Veal farmers are committed to providing for the care and comfort of their calves. Modern veal barns have ample natural and overhead lighting and many windows to let in natural sunlight. Veal farmers house calves in barns to protect them from harsh weather, to monitor, feed and water them regularly, and keep their stalls clean. Most modern veal barns are also heated during cold months and have year-round ventilation to allow for clean, fresh air.

Veal farmers have begun to transition from individual stalls to group pens and today, a majority of veal calves are raised in group pens. Farmers continue to innovate and perfect group housing but generally ensure that veal calves are moved to group pens of two or more by ten-weeks of age. Veal calves raised in groups require dedicated management to limit competition for food and water, fighting and injury. Calves are provided a dry, clean place to rest. Veal farmers adopt a protocol for individual monitoring that promotes maximum health and comfort for each animal.

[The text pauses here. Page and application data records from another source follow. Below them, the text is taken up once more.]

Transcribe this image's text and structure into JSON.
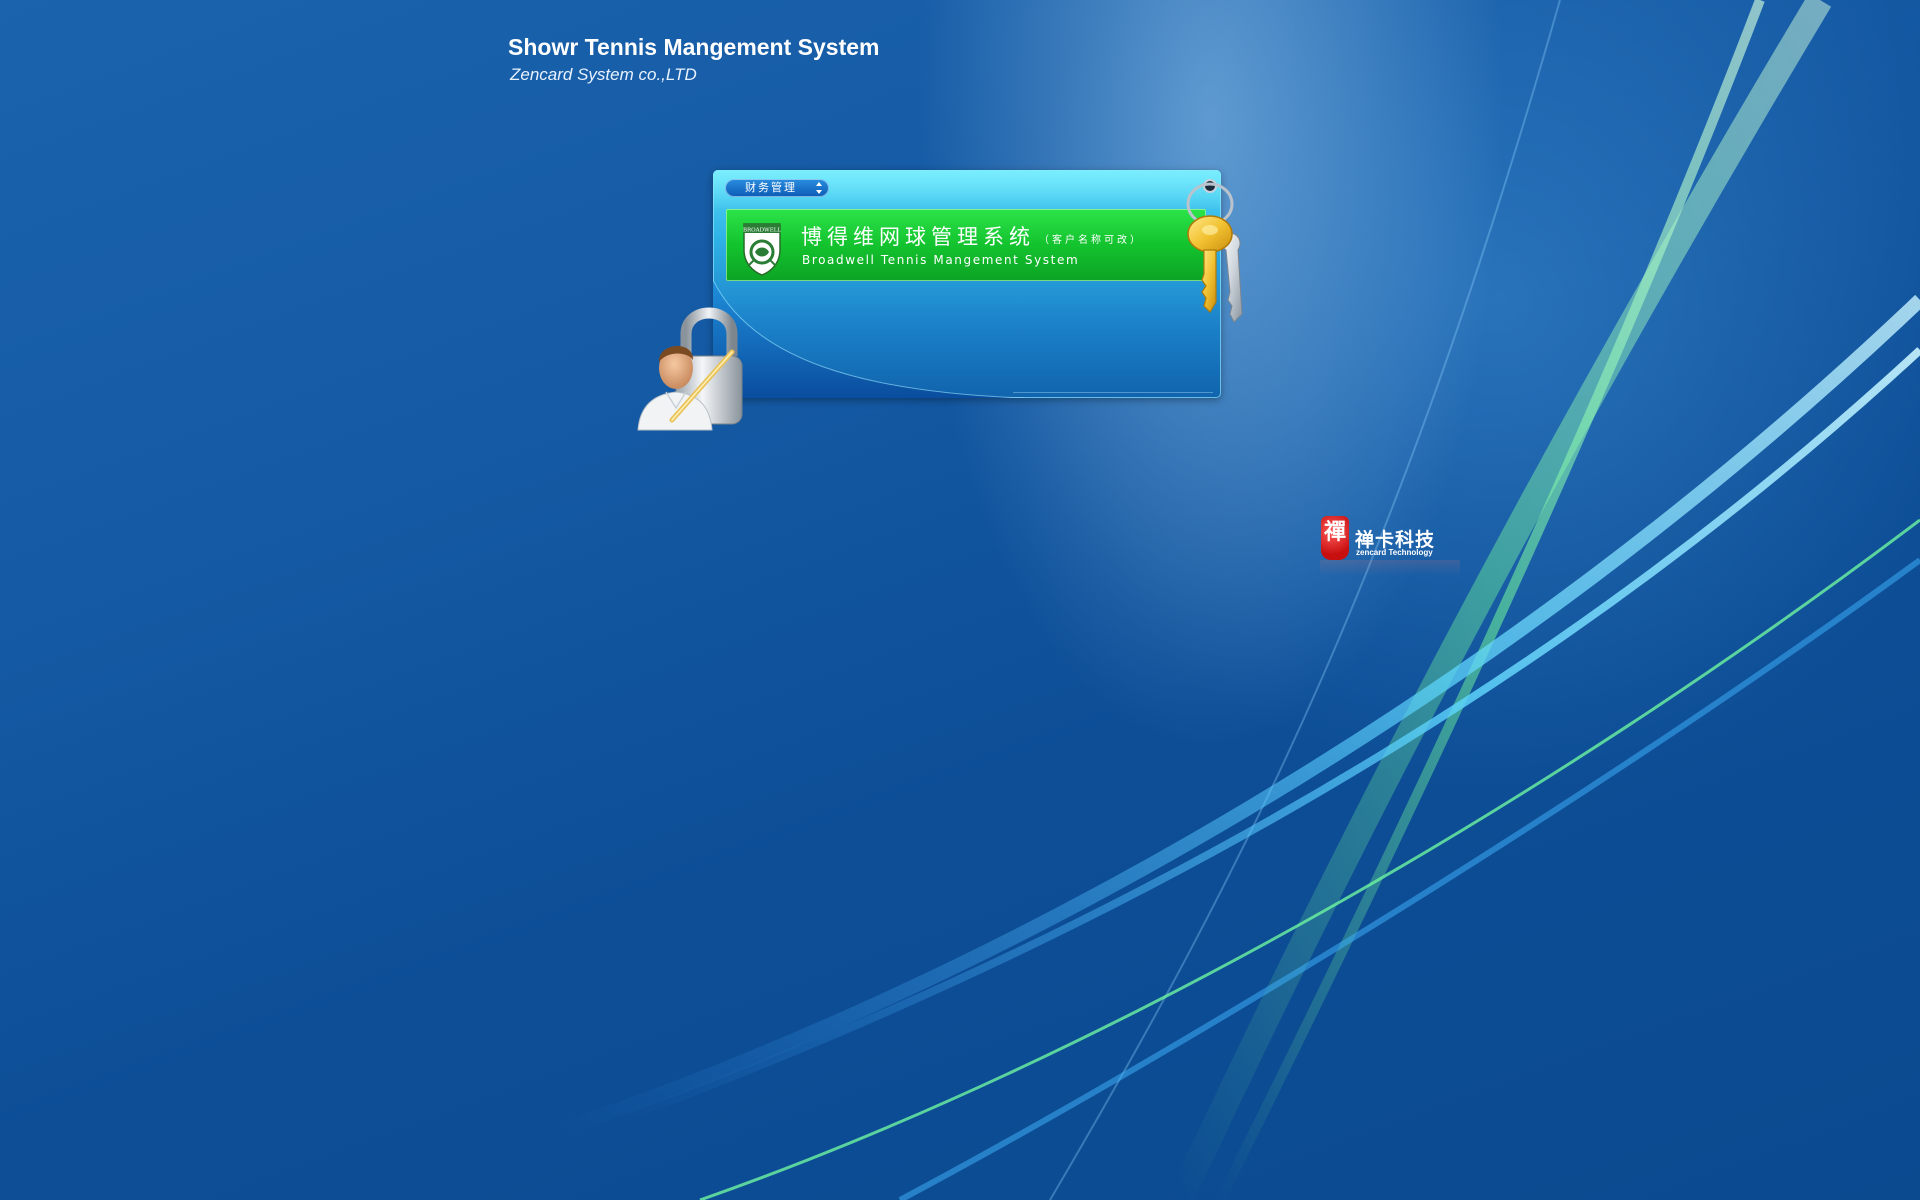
{
  "header": {
    "title": "Showr Tennis Mangement System",
    "subtitle": "Zencard System co.,LTD"
  },
  "login_panel": {
    "module_select": {
      "value": "财务管理"
    },
    "banner": {
      "title_cn": "博得维网球管理系统",
      "title_note": "（客户名称可改）",
      "title_en": "Broadwell Tennis Mangement System",
      "crest_text": "BROADWELL"
    }
  },
  "company_logo": {
    "seal_char": "禪",
    "name_cn": "禅卡科技",
    "name_en": "zencard Technology"
  },
  "icons": {
    "keys": "keys-icon",
    "user_lock": "user-lock-icon",
    "crest": "crest-icon",
    "select_arrows": "up-down-arrows-icon"
  },
  "colors": {
    "desktop_blue": "#1459a3",
    "banner_green": "#13c32e",
    "panel_cyan": "#2fb2e6",
    "seal_red": "#c80f0f",
    "key_gold": "#f2c232"
  }
}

They also work with a veterinarian to develop a robust herd-health program specifically designed for group-housed calves.

Additionally, veal calves must have adequate space to stand, stretch, lie down and groom naturally. 

Meet a Veal Farmer

Chris Landwehr has spent the last three decade caring for calves and producing food with the same values shared by farm families for generations. After college, Chris left his career in the financial business sector to return to the family farm. View the video below to meet Chris and take a virtual tour of his farm.